Task requirements:
Lines of the data that contain the word "home" are the ones to copy.

*** Begin section ***

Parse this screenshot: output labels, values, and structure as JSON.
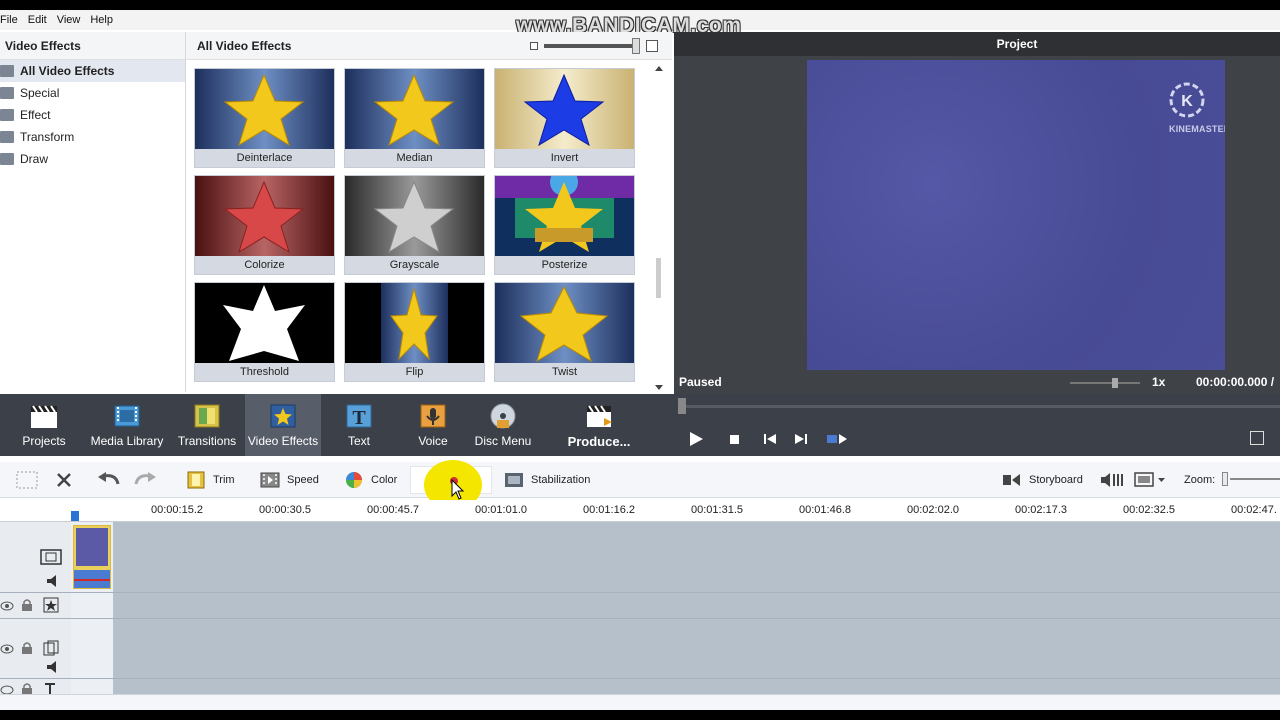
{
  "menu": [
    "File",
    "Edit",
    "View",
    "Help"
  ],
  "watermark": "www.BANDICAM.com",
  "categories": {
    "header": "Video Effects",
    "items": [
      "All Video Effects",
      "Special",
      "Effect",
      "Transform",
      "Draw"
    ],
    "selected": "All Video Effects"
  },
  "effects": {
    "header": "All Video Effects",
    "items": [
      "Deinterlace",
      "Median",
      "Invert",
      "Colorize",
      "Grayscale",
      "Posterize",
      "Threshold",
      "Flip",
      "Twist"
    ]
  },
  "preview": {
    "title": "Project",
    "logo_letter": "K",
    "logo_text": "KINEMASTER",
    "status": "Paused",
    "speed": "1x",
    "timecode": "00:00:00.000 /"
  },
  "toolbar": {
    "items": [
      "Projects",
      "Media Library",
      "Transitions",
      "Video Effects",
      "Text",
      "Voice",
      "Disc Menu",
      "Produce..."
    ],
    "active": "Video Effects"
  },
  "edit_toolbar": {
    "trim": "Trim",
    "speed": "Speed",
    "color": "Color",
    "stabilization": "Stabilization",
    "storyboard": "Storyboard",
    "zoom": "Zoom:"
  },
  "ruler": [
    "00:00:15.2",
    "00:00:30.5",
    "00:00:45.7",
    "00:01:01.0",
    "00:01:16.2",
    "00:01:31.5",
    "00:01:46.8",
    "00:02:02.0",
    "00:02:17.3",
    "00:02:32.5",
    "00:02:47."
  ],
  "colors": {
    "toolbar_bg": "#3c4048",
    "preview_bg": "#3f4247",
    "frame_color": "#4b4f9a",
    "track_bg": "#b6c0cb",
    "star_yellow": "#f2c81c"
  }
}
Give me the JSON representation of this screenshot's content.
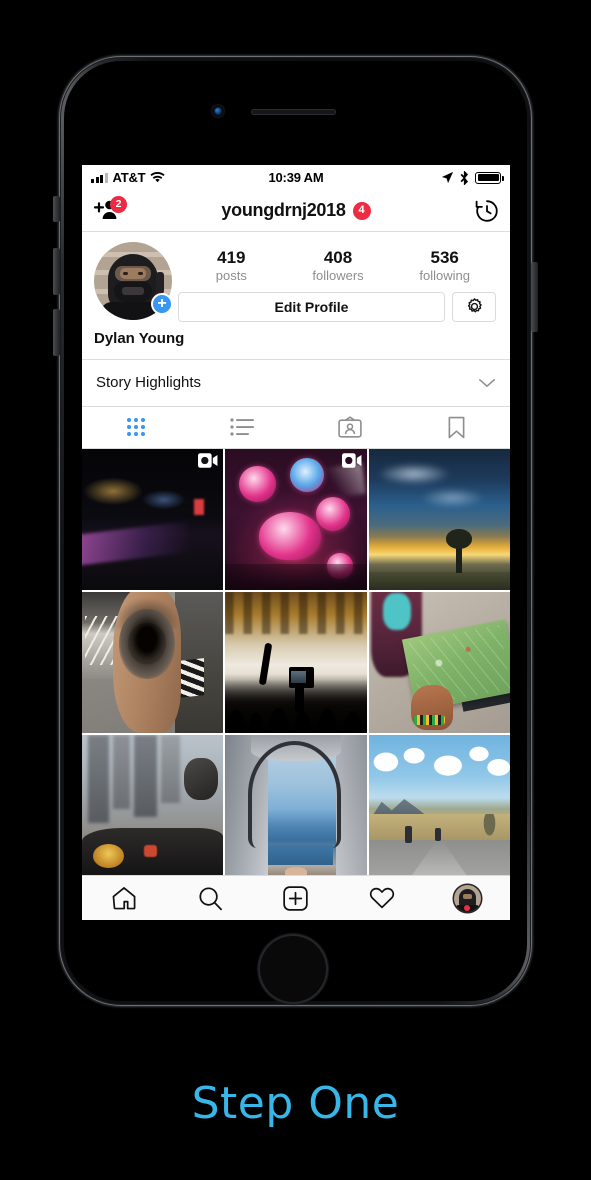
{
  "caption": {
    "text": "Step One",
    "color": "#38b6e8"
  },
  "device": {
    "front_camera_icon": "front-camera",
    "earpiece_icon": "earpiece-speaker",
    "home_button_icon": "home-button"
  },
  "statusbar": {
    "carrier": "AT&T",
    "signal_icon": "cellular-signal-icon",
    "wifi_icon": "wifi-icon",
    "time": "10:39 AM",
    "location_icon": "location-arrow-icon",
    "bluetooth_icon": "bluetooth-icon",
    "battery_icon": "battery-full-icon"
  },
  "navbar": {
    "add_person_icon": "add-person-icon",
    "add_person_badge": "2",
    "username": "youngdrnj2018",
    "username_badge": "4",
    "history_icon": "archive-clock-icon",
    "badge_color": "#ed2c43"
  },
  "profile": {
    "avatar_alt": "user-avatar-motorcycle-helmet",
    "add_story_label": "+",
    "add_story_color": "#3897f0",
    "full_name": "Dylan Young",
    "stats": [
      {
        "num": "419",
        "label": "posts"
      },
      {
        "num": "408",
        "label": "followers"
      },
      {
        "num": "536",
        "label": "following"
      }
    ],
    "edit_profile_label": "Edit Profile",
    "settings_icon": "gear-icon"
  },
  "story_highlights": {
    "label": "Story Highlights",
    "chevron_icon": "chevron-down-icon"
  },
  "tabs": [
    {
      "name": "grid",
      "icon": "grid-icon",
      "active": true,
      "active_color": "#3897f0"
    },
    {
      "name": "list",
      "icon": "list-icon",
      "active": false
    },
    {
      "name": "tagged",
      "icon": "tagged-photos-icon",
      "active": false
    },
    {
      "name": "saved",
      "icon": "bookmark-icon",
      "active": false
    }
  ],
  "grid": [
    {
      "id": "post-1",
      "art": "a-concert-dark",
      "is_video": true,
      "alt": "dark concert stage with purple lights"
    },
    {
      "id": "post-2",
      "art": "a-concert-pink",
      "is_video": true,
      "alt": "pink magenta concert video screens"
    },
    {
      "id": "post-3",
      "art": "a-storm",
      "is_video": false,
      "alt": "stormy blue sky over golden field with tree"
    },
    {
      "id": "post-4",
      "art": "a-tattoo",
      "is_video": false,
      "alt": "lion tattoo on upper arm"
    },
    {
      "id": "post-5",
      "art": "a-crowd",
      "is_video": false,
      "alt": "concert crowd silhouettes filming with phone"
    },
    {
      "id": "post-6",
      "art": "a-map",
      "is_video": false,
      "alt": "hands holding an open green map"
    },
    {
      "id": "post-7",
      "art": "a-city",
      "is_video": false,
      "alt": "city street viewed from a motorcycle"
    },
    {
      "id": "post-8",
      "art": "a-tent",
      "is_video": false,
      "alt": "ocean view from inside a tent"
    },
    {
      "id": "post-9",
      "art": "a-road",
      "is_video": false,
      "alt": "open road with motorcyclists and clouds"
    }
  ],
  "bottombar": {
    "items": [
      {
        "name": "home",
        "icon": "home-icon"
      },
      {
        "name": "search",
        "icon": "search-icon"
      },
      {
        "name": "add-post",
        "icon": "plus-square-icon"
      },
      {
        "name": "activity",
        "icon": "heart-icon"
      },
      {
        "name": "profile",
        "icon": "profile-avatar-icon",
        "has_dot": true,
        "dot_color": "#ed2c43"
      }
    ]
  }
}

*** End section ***

Answer:
    "home_button_icon": "home-button"
        "name": "home",
        "icon": "home-icon"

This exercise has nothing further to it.